PROBLEM STATEMENT:
Copy every line from the data below in which the string "browser" can be found.

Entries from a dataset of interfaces

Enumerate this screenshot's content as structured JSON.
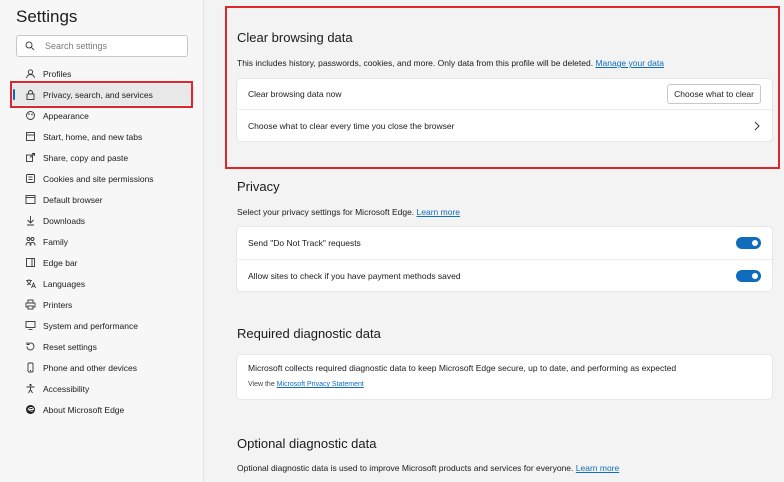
{
  "sidebar": {
    "title": "Settings",
    "search_placeholder": "Search settings",
    "items": [
      {
        "label": "Profiles",
        "icon": "profile-icon"
      },
      {
        "label": "Privacy, search, and services",
        "icon": "lock-icon",
        "active": true
      },
      {
        "label": "Appearance",
        "icon": "appearance-icon"
      },
      {
        "label": "Start, home, and new tabs",
        "icon": "home-icon"
      },
      {
        "label": "Share, copy and paste",
        "icon": "share-icon"
      },
      {
        "label": "Cookies and site permissions",
        "icon": "cookie-icon"
      },
      {
        "label": "Default browser",
        "icon": "browser-icon"
      },
      {
        "label": "Downloads",
        "icon": "download-icon"
      },
      {
        "label": "Family",
        "icon": "family-icon"
      },
      {
        "label": "Edge bar",
        "icon": "edge-bar-icon"
      },
      {
        "label": "Languages",
        "icon": "language-icon"
      },
      {
        "label": "Printers",
        "icon": "printer-icon"
      },
      {
        "label": "System and performance",
        "icon": "system-icon"
      },
      {
        "label": "Reset settings",
        "icon": "reset-icon"
      },
      {
        "label": "Phone and other devices",
        "icon": "phone-icon"
      },
      {
        "label": "Accessibility",
        "icon": "accessibility-icon"
      },
      {
        "label": "About Microsoft Edge",
        "icon": "edge-logo-icon"
      }
    ]
  },
  "clear": {
    "title": "Clear browsing data",
    "desc": "This includes history, passwords, cookies, and more. Only data from this profile will be deleted.",
    "manage_link": "Manage your data",
    "row1_label": "Clear browsing data now",
    "row1_button": "Choose what to clear",
    "row2_label": "Choose what to clear every time you close the browser"
  },
  "privacy": {
    "title": "Privacy",
    "desc": "Select your privacy settings for Microsoft Edge.",
    "learn_more": "Learn more",
    "dnt_label": "Send \"Do Not Track\" requests",
    "dnt_on": true,
    "payment_label": "Allow sites to check if you have payment methods saved",
    "payment_on": true
  },
  "required": {
    "title": "Required diagnostic data",
    "text": "Microsoft collects required diagnostic data to keep Microsoft Edge secure, up to date, and performing as expected",
    "view_the": "View the",
    "privacy_link": "Microsoft Privacy Statement"
  },
  "optional": {
    "title": "Optional diagnostic data",
    "desc": "Optional diagnostic data is used to improve Microsoft products and services for everyone.",
    "learn_more": "Learn more"
  },
  "colors": {
    "accent": "#0f6cbd",
    "highlight": "#e0262d"
  }
}
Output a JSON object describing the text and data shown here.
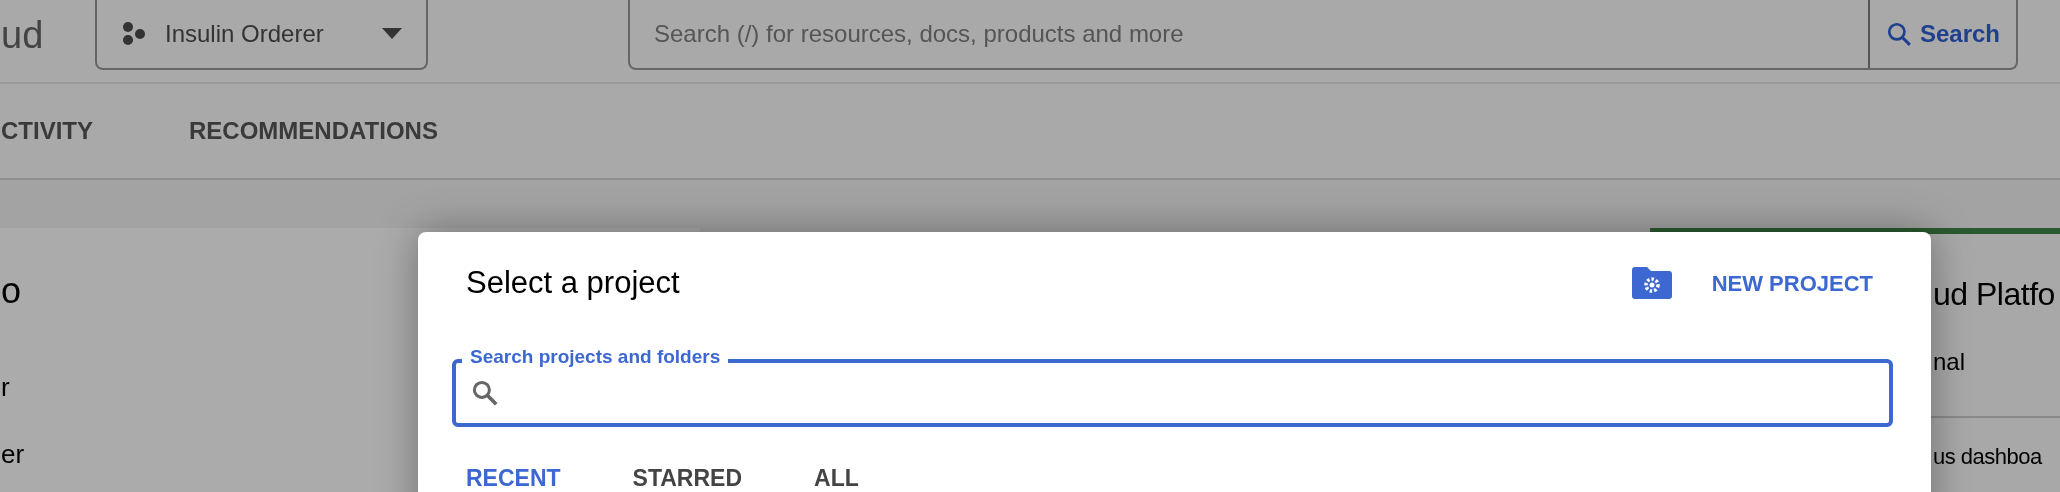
{
  "header": {
    "logo_text": "ud",
    "project_picker": {
      "label": "Insulin Orderer"
    },
    "search": {
      "placeholder": "Search (/) for resources, docs, products and more",
      "button": "Search"
    }
  },
  "nav_tabs": [
    {
      "label": "CTIVITY"
    },
    {
      "label": "RECOMMENDATIONS"
    }
  ],
  "background": {
    "left": [
      "o",
      "r",
      "er"
    ],
    "right": {
      "title": "ud Platfo",
      "line_1": "nal",
      "line_2": "us dashboa"
    }
  },
  "dialog": {
    "title": "Select a project",
    "new_project": "NEW PROJECT",
    "search": {
      "label": "Search projects and folders"
    },
    "tabs": [
      {
        "label": "RECENT",
        "selected": true
      },
      {
        "label": "STARRED",
        "selected": false
      },
      {
        "label": "ALL",
        "selected": false
      }
    ]
  }
}
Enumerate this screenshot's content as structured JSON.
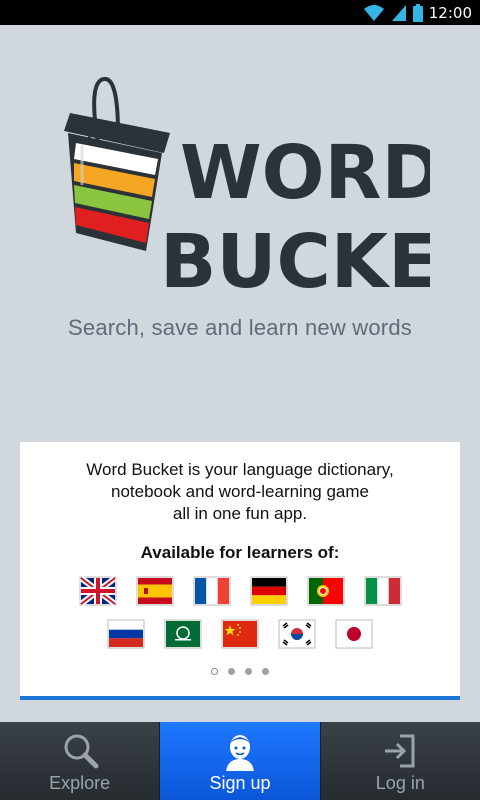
{
  "status_bar": {
    "time": "12:00"
  },
  "logo": {
    "line1": "WORD",
    "line2": "BUCKET"
  },
  "tagline": "Search, save and learn new words",
  "card": {
    "description_lines": [
      "Word Bucket is your language dictionary,",
      "notebook and word-learning game",
      "all in one fun app."
    ],
    "available_label": "Available for learners of:",
    "flags_row1": [
      "uk-flag-icon",
      "spain-flag-icon",
      "france-flag-icon",
      "germany-flag-icon",
      "portugal-flag-icon",
      "italy-flag-icon"
    ],
    "flags_row2": [
      "russia-flag-icon",
      "saudi-arabia-flag-icon",
      "china-flag-icon",
      "south-korea-flag-icon",
      "japan-flag-icon"
    ],
    "pager": {
      "pages": 4,
      "active_index": 0
    }
  },
  "bottom_nav": {
    "tabs": [
      {
        "label": "Explore",
        "icon": "magnifier-icon",
        "active": false
      },
      {
        "label": "Sign up",
        "icon": "user-icon",
        "active": true
      },
      {
        "label": "Log in",
        "icon": "login-arrow-icon",
        "active": false
      }
    ]
  },
  "colors": {
    "background": "#d0d7dd",
    "accent_blue": "#1976d2",
    "logo_text": "#2b3238",
    "active_tab": "#1e78ff"
  }
}
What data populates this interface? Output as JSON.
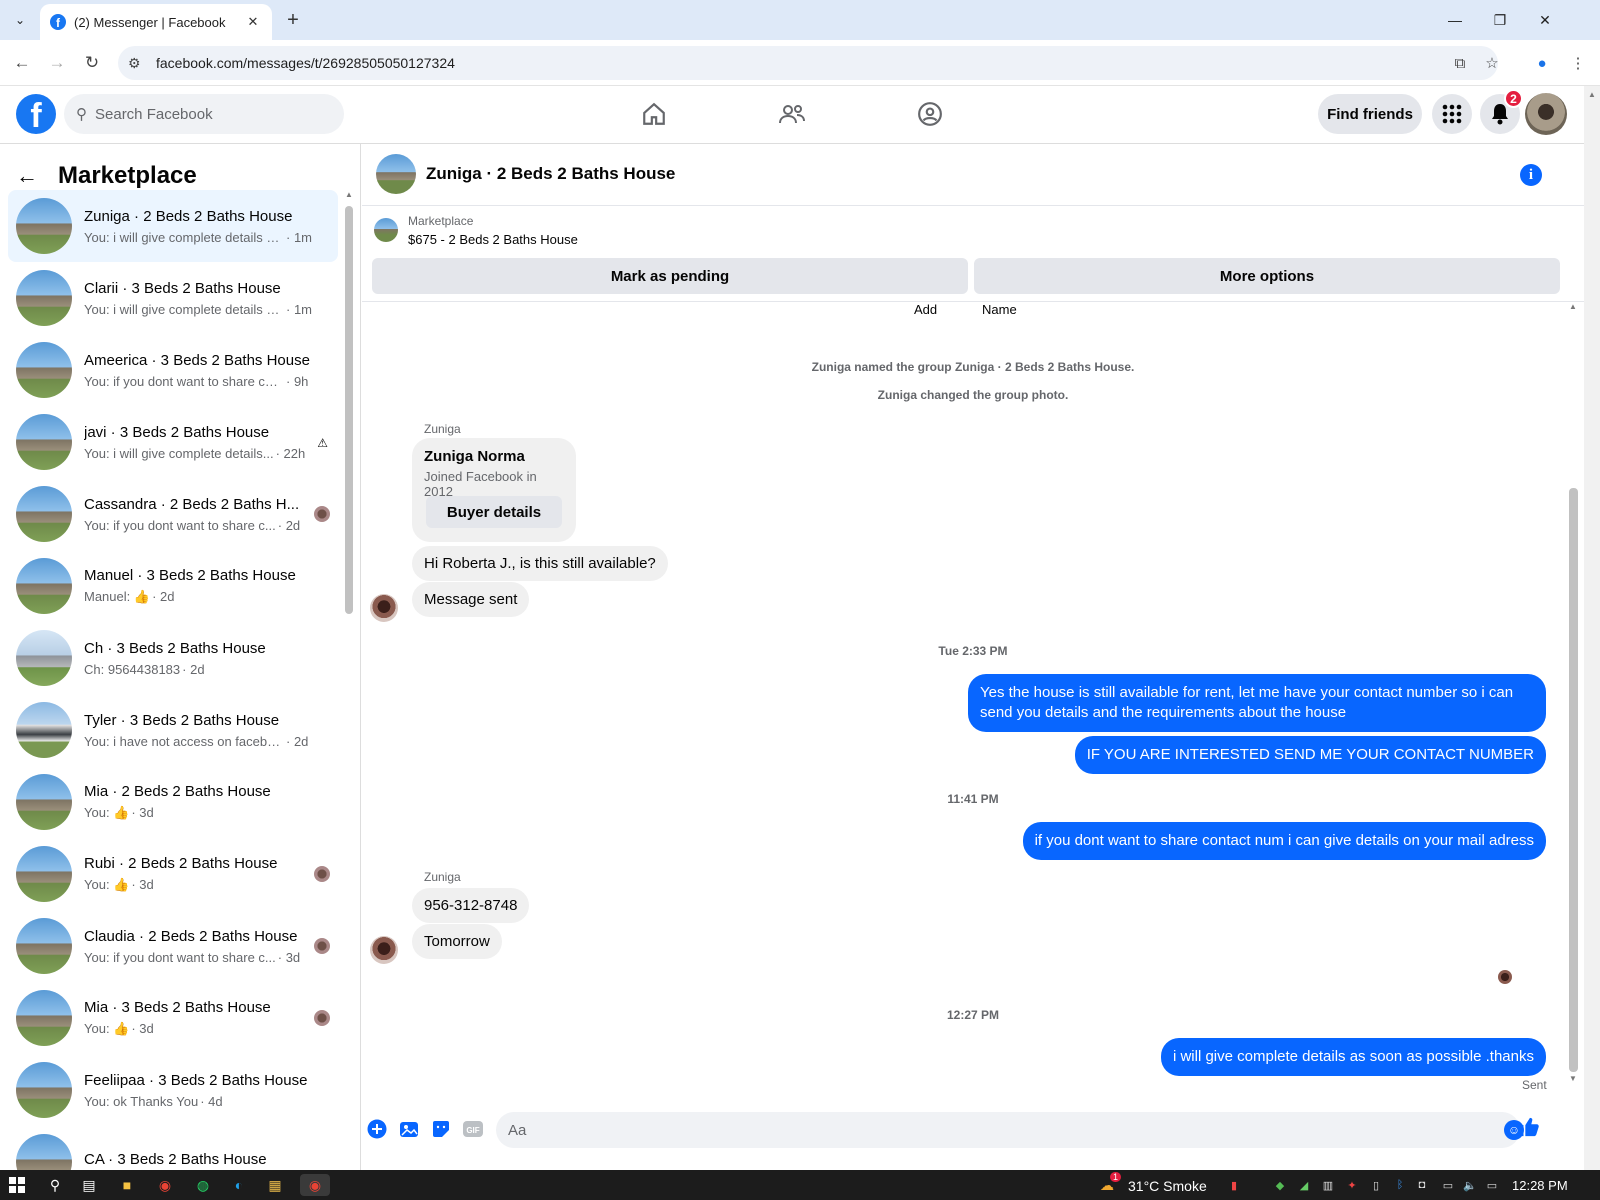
{
  "browser": {
    "tab_title": "(2) Messenger | Facebook",
    "tab_favicon": "facebook-icon",
    "url": "facebook.com/messages/t/26928505050127324"
  },
  "header": {
    "search_placeholder": "Search Facebook",
    "find_friends": "Find friends",
    "notification_count": "2",
    "nav_icons": [
      "home-icon",
      "friends-icon",
      "groups-icon"
    ]
  },
  "sidebar": {
    "title": "Marketplace",
    "conversations": [
      {
        "name": "Zuniga · 2 Beds 2 Baths House",
        "snippet": "You: i will give complete details as...",
        "time": "· 1m",
        "active": true
      },
      {
        "name": "Clarii · 3 Beds 2 Baths House",
        "snippet": "You: i will give complete details as...",
        "time": "· 1m"
      },
      {
        "name": "Ameerica · 3 Beds 2 Baths House",
        "snippet": "You: if you dont want to share cont...",
        "time": "· 9h"
      },
      {
        "name": "javi · 3 Beds 2 Baths House",
        "snippet": "You: i will give complete details...",
        "time": "· 22h"
      },
      {
        "name": "Cassandra · 2 Beds 2 Baths H...",
        "snippet": "You: if you dont want to share c...",
        "time": "· 2d"
      },
      {
        "name": "Manuel · 3 Beds 2 Baths House",
        "snippet": "Manuel: 👍",
        "time": "· 2d"
      },
      {
        "name": "Ch · 3 Beds 2 Baths House",
        "snippet": "Ch: 9564438183",
        "time": "· 2d"
      },
      {
        "name": "Tyler · 3 Beds 2 Baths House",
        "snippet": "You: i have not access on facebook...",
        "time": "· 2d"
      },
      {
        "name": "Mia · 2 Beds 2 Baths House",
        "snippet": "You: 👍",
        "time": "· 3d"
      },
      {
        "name": "Rubi · 2 Beds 2 Baths House",
        "snippet": "You: 👍",
        "time": "· 3d"
      },
      {
        "name": "Claudia · 2 Beds 2 Baths House",
        "snippet": "You: if you dont want to share c...",
        "time": "· 3d"
      },
      {
        "name": "Mia · 3 Beds 2 Baths House",
        "snippet": "You: 👍",
        "time": "· 3d"
      },
      {
        "name": "Feeliipaa · 3 Beds 2 Baths House",
        "snippet": "You: ok Thanks You",
        "time": "· 4d"
      },
      {
        "name": "CA · 3 Beds 2 Baths House",
        "snippet": "",
        "time": ""
      }
    ]
  },
  "chat": {
    "title": "Zuniga · 2 Beds 2 Baths House",
    "marketplace_label": "Marketplace",
    "listing": "$675 - 2 Beds 2 Baths House",
    "mark_pending": "Mark as pending",
    "more_options": "More options",
    "top_add": "Add",
    "top_name": "Name",
    "system_1": "Zuniga named the group Zuniga · 2 Beds 2 Baths House.",
    "system_2": "Zuniga changed the group photo.",
    "sender_1": "Zuniga",
    "card_name": "Zuniga Norma",
    "card_joined": "Joined Facebook in 2012",
    "card_button": "Buyer details",
    "in_1": "Hi Roberta J., is this still available?",
    "in_2": "Message sent",
    "ts_1": "Tue 2:33 PM",
    "out_1": "Yes the house is still available for rent, let me have your contact number so i can send you details and the requirements about the house",
    "out_2": "IF YOU ARE INTERESTED SEND ME YOUR CONTACT NUMBER",
    "ts_2": "11:41 PM",
    "out_3": "if you dont want to share contact num i can give details on your mail adress",
    "sender_2": "Zuniga",
    "in_3": "956-312-8748",
    "in_4": "Tomorrow",
    "ts_3": "12:27 PM",
    "out_4": "i will give complete details as soon as possible .thanks",
    "status": "Sent",
    "composer_placeholder": "Aa"
  },
  "taskbar": {
    "weather": "31°C  Smoke",
    "weather_badge": "1",
    "time": "12:28 PM"
  },
  "colors": {
    "accent": "#0866ff",
    "fb_blue": "#1877f2",
    "badge_red": "#e41e3f"
  }
}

SOLVED PROBLEM:
        "label": "Default browser",
        "icon": "browser-icon"
    "row2_label": "Choose what to clear every time you close the browser"
  "browser": {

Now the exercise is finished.